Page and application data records
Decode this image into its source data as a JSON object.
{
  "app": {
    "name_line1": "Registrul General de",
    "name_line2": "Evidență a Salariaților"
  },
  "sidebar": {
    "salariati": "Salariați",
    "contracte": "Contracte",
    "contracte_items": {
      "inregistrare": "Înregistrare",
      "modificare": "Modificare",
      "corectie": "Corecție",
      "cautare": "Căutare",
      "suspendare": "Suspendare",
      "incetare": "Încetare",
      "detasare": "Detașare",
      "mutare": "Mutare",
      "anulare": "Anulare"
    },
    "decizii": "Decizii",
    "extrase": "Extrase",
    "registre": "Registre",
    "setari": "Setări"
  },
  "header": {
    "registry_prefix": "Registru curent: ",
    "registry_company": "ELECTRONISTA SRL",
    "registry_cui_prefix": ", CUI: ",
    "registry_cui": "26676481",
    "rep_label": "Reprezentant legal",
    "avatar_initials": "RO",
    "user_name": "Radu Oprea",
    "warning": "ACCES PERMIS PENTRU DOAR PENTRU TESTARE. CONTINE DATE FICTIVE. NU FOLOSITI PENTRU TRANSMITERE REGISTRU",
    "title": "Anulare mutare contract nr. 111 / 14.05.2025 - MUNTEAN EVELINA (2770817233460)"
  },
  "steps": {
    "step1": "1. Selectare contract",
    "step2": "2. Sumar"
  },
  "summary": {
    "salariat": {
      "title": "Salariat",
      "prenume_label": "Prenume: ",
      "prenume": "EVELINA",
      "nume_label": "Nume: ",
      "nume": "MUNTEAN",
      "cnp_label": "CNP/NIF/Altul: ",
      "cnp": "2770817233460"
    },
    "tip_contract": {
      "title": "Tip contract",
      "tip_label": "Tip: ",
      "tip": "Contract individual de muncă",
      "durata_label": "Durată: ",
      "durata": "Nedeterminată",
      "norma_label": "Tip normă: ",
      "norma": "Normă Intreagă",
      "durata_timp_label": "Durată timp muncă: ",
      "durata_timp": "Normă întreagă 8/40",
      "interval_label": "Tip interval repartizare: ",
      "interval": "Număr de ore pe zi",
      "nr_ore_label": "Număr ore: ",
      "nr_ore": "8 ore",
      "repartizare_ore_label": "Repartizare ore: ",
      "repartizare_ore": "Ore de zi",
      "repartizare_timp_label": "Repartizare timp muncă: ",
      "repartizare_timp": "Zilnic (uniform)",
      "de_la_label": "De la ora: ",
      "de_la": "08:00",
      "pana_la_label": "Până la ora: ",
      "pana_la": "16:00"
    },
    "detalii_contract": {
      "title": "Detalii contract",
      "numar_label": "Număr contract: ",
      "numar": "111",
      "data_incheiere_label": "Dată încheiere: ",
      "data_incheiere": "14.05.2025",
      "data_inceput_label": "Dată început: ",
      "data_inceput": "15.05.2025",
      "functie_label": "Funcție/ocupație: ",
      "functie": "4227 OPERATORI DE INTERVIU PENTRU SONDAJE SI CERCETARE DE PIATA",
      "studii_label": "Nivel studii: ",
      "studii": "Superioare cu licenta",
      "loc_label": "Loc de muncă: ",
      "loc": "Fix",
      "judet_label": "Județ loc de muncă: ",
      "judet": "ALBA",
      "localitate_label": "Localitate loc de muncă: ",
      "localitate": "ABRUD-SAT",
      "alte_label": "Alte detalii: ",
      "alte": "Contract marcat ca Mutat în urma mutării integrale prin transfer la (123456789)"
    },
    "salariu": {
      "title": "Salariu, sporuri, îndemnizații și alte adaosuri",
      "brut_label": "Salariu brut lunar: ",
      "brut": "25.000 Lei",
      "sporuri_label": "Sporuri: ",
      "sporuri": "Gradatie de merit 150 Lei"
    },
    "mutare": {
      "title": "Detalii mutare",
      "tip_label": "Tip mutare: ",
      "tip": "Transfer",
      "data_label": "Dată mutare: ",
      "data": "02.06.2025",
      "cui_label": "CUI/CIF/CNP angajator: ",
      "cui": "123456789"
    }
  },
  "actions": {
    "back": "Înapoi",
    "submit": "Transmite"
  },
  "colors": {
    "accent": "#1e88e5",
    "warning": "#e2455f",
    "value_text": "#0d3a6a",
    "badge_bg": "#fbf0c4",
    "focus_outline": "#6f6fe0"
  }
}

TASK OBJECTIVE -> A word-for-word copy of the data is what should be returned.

RESULT FOR THIS TASK ->
Decode this image into its source data as a JSON object.
{
  "app": {
    "name_line1": "Registrul General de",
    "name_line2": "Evidență a Salariaților"
  },
  "sidebar": {
    "salariati": "Salariați",
    "contracte": "Contracte",
    "contracte_items": {
      "inregistrare": "Înregistrare",
      "modificare": "Modificare",
      "corectie": "Corecție",
      "cautare": "Căutare",
      "suspendare": "Suspendare",
      "incetare": "Încetare",
      "detasare": "Detașare",
      "mutare": "Mutare",
      "anulare": "Anulare"
    },
    "decizii": "Decizii",
    "extrase": "Extrase",
    "registre": "Registre",
    "setari": "Setări"
  },
  "header": {
    "registry_prefix": "Registru curent: ",
    "registry_company": "ELECTRONISTA SRL",
    "registry_cui_prefix": ", CUI: ",
    "registry_cui": "26676481",
    "rep_label": "Reprezentant legal",
    "avatar_initials": "RO",
    "user_name": "Radu Oprea",
    "warning": "ACCES PERMIS PENTRU DOAR PENTRU TESTARE. CONTINE DATE FICTIVE. NU FOLOSITI PENTRU TRANSMITERE REGISTRU",
    "title": "Anulare mutare contract nr. 111 / 14.05.2025 - MUNTEAN EVELINA (2770817233460)"
  },
  "steps": {
    "step1": "1. Selectare contract",
    "step2": "2. Sumar"
  },
  "summary": {
    "salariat": {
      "title": "Salariat",
      "prenume_label": "Prenume: ",
      "prenume": "EVELINA",
      "nume_label": "Nume: ",
      "nume": "MUNTEAN",
      "cnp_label": "CNP/NIF/Altul: ",
      "cnp": "2770817233460"
    },
    "tip_contract": {
      "title": "Tip contract",
      "tip_label": "Tip: ",
      "tip": "Contract individual de muncă",
      "durata_label": "Durată: ",
      "durata": "Nedeterminată",
      "norma_label": "Tip normă: ",
      "norma": "Normă Intreagă",
      "durata_timp_label": "Durată timp muncă: ",
      "durata_timp": "Normă întreagă 8/40",
      "interval_label": "Tip interval repartizare: ",
      "interval": "Număr de ore pe zi",
      "nr_ore_label": "Număr ore: ",
      "nr_ore": "8 ore",
      "repartizare_ore_label": "Repartizare ore: ",
      "repartizare_ore": "Ore de zi",
      "repartizare_timp_label": "Repartizare timp muncă: ",
      "repartizare_timp": "Zilnic (uniform)",
      "de_la_label": "De la ora: ",
      "de_la": "08:00",
      "pana_la_label": "Până la ora: ",
      "pana_la": "16:00"
    },
    "detalii_contract": {
      "title": "Detalii contract",
      "numar_label": "Număr contract: ",
      "numar": "111",
      "data_incheiere_label": "Dată încheiere: ",
      "data_incheiere": "14.05.2025",
      "data_inceput_label": "Dată început: ",
      "data_inceput": "15.05.2025",
      "functie_label": "Funcție/ocupație: ",
      "functie": "4227 OPERATORI DE INTERVIU PENTRU SONDAJE SI CERCETARE DE PIATA",
      "studii_label": "Nivel studii: ",
      "studii": "Superioare cu licenta",
      "loc_label": "Loc de muncă: ",
      "loc": "Fix",
      "judet_label": "Județ loc de muncă: ",
      "judet": "ALBA",
      "localitate_label": "Localitate loc de muncă: ",
      "localitate": "ABRUD-SAT",
      "alte_label": "Alte detalii: ",
      "alte": "Contract marcat ca Mutat în urma mutării integrale prin transfer la (123456789)"
    },
    "salariu": {
      "title": "Salariu, sporuri, îndemnizații și alte adaosuri",
      "brut_label": "Salariu brut lunar: ",
      "brut": "25.000 Lei",
      "sporuri_label": "Sporuri: ",
      "sporuri": "Gradatie de merit 150 Lei"
    },
    "mutare": {
      "title": "Detalii mutare",
      "tip_label": "Tip mutare: ",
      "tip": "Transfer",
      "data_label": "Dată mutare: ",
      "data": "02.06.2025",
      "cui_label": "CUI/CIF/CNP angajator: ",
      "cui": "123456789"
    }
  },
  "actions": {
    "back": "Înapoi",
    "submit": "Transmite"
  },
  "colors": {
    "accent": "#1e88e5",
    "warning": "#e2455f",
    "value_text": "#0d3a6a",
    "badge_bg": "#fbf0c4",
    "focus_outline": "#6f6fe0"
  }
}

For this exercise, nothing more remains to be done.